As part of our presentation on local insects at the public library on August 23, 2012, we had a “Bug Hunt” in the small park area behind the library. One of the things we did was to put a bedsheet under a pine tree in the middle of the lawn, and then wack the branches with a stick to see what would fall out. Mostly, what we got were these:
Each of the pictures here is a different individual. While the first one had a somewhat gray head, this next one (which is flipped over so we can see its chubby little prolegs) has a fully-black head.
And this next one shows why there is some variation in head color: it is molting, with the skin just peeling back from its head and front end. And its freshly-molted head is practically white (as are its six true legs). So that first one had probably just finished molting no more than a couple of hours previously.
Both the head and front legs will turn dark again over time, looking like this one again:
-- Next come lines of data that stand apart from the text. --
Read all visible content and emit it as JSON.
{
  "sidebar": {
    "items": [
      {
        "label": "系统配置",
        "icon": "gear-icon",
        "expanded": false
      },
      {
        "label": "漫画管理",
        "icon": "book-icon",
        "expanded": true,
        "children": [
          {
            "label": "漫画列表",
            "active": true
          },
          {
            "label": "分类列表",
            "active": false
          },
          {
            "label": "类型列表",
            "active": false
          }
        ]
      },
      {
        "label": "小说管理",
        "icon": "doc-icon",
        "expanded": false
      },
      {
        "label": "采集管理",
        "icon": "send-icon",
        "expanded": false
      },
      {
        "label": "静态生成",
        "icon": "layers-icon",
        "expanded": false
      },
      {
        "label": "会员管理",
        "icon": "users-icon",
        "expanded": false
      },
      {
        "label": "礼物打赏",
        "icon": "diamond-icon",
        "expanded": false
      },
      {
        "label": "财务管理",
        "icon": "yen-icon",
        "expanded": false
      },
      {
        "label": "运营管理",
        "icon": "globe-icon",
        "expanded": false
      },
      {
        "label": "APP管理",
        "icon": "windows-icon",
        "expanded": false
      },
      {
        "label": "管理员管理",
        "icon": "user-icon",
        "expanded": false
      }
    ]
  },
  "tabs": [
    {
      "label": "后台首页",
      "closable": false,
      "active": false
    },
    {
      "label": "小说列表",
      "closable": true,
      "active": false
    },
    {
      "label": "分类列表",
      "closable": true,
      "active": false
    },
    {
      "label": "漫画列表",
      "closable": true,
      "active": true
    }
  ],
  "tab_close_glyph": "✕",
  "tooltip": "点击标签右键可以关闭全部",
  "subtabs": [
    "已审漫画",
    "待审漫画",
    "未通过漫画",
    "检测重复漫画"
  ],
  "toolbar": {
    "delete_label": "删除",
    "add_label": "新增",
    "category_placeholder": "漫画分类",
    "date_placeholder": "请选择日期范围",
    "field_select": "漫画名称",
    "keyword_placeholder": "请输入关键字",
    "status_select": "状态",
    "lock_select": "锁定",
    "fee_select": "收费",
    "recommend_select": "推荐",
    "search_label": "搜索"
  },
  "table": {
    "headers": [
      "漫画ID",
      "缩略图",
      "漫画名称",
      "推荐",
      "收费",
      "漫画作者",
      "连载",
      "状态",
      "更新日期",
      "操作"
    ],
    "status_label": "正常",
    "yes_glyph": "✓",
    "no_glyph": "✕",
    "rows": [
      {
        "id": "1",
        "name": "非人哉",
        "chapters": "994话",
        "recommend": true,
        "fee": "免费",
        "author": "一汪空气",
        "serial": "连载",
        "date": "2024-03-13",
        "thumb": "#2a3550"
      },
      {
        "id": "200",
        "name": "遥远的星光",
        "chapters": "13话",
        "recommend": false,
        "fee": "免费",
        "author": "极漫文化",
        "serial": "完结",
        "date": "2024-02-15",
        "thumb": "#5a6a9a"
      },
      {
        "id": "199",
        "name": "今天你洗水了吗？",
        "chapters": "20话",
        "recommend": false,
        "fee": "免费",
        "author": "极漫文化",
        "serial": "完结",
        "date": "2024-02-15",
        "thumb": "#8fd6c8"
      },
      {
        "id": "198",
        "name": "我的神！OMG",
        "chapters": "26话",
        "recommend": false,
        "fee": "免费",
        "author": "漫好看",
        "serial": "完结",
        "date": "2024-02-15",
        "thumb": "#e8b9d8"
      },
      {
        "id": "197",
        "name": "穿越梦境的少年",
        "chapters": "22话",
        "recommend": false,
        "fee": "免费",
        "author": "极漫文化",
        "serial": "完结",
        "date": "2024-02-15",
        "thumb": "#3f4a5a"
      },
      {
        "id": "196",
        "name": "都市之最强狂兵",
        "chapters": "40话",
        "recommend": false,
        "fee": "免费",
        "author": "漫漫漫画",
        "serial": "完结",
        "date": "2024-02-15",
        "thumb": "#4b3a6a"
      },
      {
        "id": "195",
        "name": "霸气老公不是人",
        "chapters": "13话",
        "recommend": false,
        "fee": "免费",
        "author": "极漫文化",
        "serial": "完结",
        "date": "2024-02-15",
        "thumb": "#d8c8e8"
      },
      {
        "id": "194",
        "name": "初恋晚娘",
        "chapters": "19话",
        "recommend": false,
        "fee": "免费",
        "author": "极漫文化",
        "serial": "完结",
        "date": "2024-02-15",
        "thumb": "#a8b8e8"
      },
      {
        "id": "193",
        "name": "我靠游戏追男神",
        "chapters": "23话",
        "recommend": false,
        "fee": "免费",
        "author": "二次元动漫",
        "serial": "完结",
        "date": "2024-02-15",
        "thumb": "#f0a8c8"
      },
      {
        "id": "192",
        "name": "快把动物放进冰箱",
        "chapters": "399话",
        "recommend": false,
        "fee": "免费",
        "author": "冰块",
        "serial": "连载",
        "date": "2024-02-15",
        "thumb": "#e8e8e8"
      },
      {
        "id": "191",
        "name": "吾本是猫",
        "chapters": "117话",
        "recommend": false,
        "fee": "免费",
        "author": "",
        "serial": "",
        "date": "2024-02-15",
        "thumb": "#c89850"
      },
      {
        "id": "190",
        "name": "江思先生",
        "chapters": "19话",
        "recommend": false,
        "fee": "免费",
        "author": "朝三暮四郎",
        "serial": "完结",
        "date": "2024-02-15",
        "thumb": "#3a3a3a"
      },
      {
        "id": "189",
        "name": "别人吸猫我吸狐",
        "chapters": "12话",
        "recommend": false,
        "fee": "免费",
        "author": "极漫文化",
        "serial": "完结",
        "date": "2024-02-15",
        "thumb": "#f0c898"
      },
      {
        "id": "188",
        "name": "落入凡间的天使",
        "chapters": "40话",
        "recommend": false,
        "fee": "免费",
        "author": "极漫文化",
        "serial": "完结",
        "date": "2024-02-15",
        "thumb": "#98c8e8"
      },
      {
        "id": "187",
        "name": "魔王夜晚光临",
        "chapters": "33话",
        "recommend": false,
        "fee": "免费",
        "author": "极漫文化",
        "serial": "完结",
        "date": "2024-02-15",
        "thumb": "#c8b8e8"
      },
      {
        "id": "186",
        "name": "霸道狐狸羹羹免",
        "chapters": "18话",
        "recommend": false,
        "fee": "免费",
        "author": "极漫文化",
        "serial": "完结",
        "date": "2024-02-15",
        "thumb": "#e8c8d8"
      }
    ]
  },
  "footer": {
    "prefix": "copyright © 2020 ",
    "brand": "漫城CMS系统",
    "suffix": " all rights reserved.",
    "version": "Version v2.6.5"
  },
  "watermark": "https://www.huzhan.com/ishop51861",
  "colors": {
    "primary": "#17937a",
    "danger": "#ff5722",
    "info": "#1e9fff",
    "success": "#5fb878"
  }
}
For more details about pine sawflies, please see my previous post about them. The main thing to keep in mind is that even though their larvae look like some kind of moth caterpillar, they are actually going to grow up looking more like stout-bodied wasps (which they are related to). And that you can tell sawfly larvae from moth caterpillars by counting the prolegs (sawfly larvae have more than 5 pairs of prolegs, while caterpillars have 5 pairs or less).
 Well, it’s finally happened – I’ve lapped completely around the calendar, and am now posting pictures taken one year previously. So for the next few weeks at least, I’ll be posting bugs that you may actually find if you go out looking for them the same day as the post goes up. And, actually, all of the postings for the last month or so also went up at the same time of year as their subjects are likely to be running around.
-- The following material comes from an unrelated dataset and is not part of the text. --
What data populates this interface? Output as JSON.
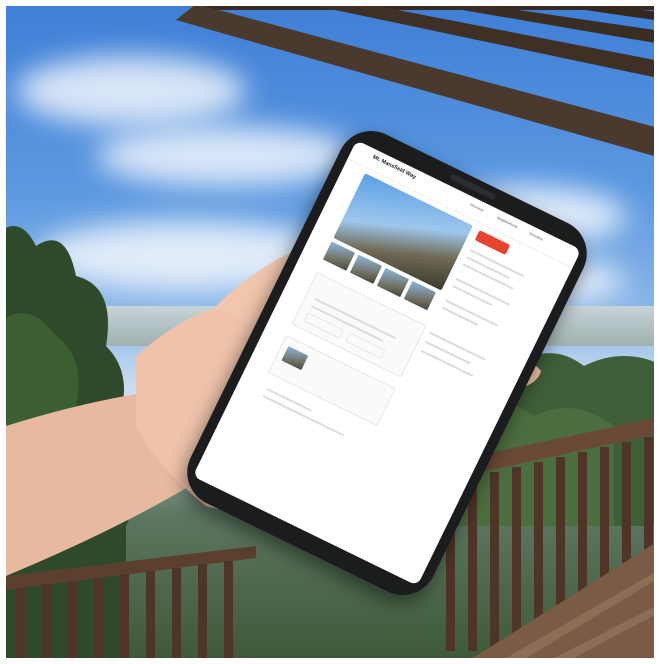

 It probably isn’t that surprising that we got one that was in the middle of molting, because while molting they aren’t as able to hang onto the tree as they would be normally. So, when a bunch of kids start whacking the tree branches with sticks, the larvae that are in the middle of a molt are way more likely to lose their grip and get knocked off of the tree.